*** Opening Data provided ***

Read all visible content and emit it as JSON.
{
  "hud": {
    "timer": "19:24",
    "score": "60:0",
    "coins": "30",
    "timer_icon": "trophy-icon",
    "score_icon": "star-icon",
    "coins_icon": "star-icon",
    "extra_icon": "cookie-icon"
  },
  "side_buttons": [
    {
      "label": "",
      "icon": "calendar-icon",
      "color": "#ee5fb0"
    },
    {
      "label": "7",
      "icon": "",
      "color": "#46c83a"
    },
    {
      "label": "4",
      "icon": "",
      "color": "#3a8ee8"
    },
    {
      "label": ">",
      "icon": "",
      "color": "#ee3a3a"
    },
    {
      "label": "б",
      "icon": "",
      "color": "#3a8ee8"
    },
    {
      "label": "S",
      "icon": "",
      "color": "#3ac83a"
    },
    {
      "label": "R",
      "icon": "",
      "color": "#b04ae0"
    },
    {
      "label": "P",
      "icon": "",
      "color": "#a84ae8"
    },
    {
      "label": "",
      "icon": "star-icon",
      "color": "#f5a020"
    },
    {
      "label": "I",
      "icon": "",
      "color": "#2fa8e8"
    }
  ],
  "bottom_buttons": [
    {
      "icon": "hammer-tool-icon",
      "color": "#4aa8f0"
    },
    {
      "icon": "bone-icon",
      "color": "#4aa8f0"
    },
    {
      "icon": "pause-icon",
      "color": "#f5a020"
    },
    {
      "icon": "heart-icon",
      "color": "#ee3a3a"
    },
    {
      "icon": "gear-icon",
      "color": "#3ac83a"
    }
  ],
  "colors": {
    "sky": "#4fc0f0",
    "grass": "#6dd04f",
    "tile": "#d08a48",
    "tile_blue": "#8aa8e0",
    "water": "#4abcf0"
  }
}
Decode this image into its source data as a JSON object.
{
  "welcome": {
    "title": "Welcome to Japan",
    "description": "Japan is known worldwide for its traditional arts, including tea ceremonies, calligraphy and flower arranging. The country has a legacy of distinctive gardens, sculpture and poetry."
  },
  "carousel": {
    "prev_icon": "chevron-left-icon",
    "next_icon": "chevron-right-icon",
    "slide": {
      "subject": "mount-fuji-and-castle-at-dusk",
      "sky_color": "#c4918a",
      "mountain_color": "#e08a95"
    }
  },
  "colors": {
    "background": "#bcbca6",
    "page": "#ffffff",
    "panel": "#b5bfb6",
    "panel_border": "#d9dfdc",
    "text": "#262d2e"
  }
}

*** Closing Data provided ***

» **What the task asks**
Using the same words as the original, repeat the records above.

» **Answer to the exercise**
Read all visible content and emit it as JSON.
{
  "hud": {
    "timer": "19:24",
    "score": "60:0",
    "coins": "30",
    "timer_icon": "trophy-icon",
    "score_icon": "star-icon",
    "coins_icon": "star-icon",
    "extra_icon": "cookie-icon"
  },
  "side_buttons": [
    {
      "label": "",
      "icon": "calendar-icon",
      "color": "#ee5fb0"
    },
    {
      "label": "7",
      "icon": "",
      "color": "#46c83a"
    },
    {
      "label": "4",
      "icon": "",
      "color": "#3a8ee8"
    },
    {
      "label": ">",
      "icon": "",
      "color": "#ee3a3a"
    },
    {
      "label": "б",
      "icon": "",
      "color": "#3a8ee8"
    },
    {
      "label": "S",
      "icon": "",
      "color": "#3ac83a"
    },
    {
      "label": "R",
      "icon": "",
      "color": "#b04ae0"
    },
    {
      "label": "P",
      "icon": "",
      "color": "#a84ae8"
    },
    {
      "label": "",
      "icon": "star-icon",
      "color": "#f5a020"
    },
    {
      "label": "I",
      "icon": "",
      "color": "#2fa8e8"
    }
  ],
  "bottom_buttons": [
    {
      "icon": "hammer-tool-icon",
      "color": "#4aa8f0"
    },
    {
      "icon": "bone-icon",
      "color": "#4aa8f0"
    },
    {
      "icon": "pause-icon",
      "color": "#f5a020"
    },
    {
      "icon": "heart-icon",
      "color": "#ee3a3a"
    },
    {
      "icon": "gear-icon",
      "color": "#3ac83a"
    }
  ],
  "colors": {
    "sky": "#4fc0f0",
    "grass": "#6dd04f",
    "tile": "#d08a48",
    "tile_blue": "#8aa8e0",
    "water": "#4abcf0"
  }
}
Decode this image into its source data as a JSON object.
{
  "welcome": {
    "title": "Welcome to Japan",
    "description": "Japan is known worldwide for its traditional arts, including tea ceremonies, calligraphy and flower arranging. The country has a legacy of distinctive gardens, sculpture and poetry."
  },
  "carousel": {
    "prev_icon": "chevron-left-icon",
    "next_icon": "chevron-right-icon",
    "slide": {
      "subject": "mount-fuji-and-castle-at-dusk",
      "sky_color": "#c4918a",
      "mountain_color": "#e08a95"
    }
  },
  "colors": {
    "background": "#bcbca6",
    "page": "#ffffff",
    "panel": "#b5bfb6",
    "panel_border": "#d9dfdc",
    "text": "#262d2e"
  }
}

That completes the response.